— PROBLEM TO SOLVE —
Where does the word "chevron" occur in the entries below? Copy every line that has it.

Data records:
=====
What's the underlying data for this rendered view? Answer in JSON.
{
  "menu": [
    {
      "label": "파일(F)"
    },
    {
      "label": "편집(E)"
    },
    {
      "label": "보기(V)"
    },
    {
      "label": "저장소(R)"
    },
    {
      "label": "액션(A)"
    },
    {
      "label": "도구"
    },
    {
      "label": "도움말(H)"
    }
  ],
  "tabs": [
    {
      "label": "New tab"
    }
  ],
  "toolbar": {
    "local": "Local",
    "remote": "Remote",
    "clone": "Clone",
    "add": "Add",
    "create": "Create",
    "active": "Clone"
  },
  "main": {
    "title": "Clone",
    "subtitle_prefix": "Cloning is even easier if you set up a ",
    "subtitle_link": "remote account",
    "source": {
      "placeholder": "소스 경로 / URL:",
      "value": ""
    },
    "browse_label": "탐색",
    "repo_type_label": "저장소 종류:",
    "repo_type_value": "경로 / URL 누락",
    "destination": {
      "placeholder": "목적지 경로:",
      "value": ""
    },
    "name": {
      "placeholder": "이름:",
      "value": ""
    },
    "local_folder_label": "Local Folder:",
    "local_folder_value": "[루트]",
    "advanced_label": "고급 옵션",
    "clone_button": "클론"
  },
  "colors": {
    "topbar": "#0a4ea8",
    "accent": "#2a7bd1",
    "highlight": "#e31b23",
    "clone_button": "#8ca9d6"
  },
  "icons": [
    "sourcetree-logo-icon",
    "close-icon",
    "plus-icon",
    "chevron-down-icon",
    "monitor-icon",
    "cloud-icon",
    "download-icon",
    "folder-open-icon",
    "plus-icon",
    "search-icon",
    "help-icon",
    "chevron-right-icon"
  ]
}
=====
— ANSWER AREA —
    "chevron-down-icon",
    "chevron-right-icon"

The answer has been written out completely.